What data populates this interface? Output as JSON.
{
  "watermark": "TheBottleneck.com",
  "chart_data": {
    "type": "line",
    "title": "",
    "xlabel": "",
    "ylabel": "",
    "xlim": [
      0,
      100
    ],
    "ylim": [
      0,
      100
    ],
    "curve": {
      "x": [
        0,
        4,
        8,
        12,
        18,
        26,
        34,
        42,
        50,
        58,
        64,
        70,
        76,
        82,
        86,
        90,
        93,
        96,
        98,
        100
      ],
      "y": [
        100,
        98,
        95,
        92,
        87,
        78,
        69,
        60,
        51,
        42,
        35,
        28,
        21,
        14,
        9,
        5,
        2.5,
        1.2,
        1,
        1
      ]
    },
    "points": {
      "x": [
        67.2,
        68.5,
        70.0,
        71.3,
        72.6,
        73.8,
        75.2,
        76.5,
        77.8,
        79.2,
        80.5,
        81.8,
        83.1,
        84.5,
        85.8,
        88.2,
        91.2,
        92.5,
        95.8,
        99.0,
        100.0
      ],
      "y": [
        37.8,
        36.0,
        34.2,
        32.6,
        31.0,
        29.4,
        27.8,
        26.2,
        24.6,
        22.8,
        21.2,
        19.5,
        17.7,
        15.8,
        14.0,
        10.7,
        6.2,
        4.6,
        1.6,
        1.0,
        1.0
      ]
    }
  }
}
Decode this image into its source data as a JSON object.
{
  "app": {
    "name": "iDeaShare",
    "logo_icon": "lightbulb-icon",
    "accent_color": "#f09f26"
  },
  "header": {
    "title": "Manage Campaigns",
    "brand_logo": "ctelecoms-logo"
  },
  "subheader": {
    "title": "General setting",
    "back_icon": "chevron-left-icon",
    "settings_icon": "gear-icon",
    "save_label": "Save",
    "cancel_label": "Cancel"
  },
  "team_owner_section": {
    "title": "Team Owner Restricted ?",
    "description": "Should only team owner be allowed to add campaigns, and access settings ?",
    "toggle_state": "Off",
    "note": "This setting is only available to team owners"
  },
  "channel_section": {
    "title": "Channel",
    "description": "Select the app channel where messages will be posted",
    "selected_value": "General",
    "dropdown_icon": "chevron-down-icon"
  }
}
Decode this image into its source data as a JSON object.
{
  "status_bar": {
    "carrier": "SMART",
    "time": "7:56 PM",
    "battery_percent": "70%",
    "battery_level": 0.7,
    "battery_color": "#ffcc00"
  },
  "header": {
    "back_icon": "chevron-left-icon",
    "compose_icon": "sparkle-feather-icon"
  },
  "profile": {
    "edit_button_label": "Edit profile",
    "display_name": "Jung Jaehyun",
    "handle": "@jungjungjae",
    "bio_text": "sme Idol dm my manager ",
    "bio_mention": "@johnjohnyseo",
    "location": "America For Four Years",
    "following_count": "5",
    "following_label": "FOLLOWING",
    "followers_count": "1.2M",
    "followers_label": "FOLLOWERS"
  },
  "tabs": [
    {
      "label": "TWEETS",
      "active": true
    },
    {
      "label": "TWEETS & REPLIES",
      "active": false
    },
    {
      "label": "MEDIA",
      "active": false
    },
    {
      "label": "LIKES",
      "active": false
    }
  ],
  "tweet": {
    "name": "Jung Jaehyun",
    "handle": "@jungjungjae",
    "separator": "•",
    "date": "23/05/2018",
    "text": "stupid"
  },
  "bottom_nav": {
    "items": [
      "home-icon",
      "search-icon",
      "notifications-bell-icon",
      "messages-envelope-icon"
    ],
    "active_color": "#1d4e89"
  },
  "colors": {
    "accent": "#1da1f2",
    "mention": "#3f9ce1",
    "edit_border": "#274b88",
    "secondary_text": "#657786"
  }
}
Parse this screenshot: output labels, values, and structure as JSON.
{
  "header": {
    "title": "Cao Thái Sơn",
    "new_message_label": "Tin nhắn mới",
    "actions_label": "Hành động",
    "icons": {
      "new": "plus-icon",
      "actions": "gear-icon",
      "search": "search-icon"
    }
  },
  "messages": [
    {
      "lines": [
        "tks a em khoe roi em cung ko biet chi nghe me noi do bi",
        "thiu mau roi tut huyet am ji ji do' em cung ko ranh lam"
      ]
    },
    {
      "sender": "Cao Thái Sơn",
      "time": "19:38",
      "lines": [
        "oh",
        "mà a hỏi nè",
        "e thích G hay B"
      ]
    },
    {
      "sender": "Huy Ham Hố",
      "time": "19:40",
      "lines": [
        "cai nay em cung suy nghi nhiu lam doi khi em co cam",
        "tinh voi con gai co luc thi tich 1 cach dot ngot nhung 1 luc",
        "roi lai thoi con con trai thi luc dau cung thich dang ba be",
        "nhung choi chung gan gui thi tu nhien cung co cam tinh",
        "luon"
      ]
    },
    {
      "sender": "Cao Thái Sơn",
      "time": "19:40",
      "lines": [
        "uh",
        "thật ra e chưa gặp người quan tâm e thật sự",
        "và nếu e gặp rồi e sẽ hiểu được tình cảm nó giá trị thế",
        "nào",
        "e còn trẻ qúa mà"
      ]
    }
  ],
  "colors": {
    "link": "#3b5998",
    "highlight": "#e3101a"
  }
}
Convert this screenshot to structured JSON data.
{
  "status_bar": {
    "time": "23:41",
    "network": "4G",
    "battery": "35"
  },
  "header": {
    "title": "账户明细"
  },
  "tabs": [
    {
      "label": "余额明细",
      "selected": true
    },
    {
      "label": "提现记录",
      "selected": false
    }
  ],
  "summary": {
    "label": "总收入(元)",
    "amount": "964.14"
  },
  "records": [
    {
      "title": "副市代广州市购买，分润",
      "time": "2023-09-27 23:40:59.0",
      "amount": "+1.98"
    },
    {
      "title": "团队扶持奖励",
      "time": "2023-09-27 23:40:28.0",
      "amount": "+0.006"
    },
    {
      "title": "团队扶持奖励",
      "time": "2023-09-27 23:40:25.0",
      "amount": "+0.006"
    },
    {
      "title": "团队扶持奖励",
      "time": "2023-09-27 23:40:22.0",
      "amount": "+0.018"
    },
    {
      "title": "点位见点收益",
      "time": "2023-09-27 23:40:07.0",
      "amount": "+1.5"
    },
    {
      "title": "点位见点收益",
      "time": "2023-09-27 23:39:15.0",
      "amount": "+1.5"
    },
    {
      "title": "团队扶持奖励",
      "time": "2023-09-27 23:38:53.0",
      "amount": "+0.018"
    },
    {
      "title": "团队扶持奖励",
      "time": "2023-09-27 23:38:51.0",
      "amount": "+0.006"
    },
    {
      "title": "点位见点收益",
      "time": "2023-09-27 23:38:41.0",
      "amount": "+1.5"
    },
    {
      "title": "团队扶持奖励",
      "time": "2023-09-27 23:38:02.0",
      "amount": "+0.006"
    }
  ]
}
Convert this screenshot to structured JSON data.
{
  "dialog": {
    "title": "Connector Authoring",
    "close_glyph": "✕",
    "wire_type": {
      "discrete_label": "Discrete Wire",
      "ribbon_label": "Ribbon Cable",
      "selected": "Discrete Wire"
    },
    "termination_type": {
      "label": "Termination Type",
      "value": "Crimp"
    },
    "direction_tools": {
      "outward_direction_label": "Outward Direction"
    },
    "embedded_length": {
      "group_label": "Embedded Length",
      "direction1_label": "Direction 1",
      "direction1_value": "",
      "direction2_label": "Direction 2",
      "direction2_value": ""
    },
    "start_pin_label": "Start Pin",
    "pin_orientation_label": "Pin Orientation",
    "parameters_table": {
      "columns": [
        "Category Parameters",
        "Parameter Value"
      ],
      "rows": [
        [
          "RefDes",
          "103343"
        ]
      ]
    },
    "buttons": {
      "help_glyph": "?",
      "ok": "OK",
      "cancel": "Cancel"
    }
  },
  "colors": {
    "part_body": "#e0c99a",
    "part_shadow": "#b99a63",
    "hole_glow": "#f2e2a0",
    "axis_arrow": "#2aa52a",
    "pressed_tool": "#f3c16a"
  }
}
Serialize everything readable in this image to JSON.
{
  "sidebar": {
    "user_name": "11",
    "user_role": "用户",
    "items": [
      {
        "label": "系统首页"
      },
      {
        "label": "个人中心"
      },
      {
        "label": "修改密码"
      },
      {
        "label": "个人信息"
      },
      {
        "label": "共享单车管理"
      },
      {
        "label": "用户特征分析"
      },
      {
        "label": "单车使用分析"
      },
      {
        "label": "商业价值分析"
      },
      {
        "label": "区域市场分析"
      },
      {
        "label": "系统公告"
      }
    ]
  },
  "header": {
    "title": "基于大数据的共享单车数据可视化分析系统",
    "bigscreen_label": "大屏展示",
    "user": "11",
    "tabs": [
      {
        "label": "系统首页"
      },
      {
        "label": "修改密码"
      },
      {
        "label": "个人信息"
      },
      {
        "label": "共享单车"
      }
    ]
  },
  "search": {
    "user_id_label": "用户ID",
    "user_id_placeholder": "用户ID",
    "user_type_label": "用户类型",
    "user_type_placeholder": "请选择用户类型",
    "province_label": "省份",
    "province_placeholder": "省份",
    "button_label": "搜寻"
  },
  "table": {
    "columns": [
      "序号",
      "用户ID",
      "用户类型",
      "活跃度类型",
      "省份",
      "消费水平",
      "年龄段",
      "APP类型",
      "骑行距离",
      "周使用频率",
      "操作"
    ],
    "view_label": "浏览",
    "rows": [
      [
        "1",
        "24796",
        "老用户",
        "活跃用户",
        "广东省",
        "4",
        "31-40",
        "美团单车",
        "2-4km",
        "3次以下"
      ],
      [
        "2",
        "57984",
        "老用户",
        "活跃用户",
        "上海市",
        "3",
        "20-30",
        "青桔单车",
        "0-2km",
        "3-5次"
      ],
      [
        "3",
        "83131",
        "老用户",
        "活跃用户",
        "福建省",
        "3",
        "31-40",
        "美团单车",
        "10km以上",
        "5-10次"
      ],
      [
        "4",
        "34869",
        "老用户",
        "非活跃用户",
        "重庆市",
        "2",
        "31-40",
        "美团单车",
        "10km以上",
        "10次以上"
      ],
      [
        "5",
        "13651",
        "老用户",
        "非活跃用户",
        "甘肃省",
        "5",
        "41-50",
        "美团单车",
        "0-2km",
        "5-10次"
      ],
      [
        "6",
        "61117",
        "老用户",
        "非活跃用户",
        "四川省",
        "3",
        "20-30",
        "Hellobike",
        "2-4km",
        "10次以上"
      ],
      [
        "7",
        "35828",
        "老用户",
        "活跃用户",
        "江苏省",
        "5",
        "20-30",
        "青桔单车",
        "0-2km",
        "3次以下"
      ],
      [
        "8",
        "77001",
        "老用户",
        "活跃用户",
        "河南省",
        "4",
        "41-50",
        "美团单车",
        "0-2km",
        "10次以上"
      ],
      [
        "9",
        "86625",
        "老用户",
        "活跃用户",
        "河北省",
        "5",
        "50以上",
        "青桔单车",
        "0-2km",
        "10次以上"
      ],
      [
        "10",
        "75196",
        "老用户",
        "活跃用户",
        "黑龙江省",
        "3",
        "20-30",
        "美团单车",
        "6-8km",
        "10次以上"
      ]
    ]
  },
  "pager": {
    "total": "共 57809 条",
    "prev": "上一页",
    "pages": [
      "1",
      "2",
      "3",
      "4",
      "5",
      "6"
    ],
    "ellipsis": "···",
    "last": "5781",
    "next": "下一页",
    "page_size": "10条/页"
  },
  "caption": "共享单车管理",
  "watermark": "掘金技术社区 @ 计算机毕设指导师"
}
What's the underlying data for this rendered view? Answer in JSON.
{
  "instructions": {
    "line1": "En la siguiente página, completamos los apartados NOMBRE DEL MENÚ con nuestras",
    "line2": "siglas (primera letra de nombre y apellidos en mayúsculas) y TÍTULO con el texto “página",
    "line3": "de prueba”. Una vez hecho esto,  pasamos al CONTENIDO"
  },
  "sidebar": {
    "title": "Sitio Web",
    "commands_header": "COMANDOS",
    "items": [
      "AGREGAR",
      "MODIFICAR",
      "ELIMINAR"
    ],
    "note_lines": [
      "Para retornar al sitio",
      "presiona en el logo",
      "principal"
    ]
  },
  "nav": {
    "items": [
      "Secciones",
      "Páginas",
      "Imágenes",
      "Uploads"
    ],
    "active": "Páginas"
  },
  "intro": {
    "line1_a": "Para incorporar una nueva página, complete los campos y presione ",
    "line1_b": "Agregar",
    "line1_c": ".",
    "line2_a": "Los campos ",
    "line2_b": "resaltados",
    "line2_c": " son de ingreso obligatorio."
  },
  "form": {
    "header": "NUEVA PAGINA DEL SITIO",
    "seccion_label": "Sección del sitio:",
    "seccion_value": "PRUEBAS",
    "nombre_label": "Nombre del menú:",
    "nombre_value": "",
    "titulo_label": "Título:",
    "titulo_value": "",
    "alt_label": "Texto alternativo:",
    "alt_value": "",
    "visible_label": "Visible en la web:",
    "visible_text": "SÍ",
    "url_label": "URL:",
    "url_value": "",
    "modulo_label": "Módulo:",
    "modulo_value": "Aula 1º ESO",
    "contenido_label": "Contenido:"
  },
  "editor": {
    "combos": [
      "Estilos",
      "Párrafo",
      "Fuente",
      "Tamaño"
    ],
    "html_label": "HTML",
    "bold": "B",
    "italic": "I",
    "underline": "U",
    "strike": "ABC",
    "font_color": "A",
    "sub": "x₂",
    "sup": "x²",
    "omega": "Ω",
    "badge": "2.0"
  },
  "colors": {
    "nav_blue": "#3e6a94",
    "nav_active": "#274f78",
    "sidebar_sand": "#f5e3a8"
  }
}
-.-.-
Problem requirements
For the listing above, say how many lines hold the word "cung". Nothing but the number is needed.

Exercise output
5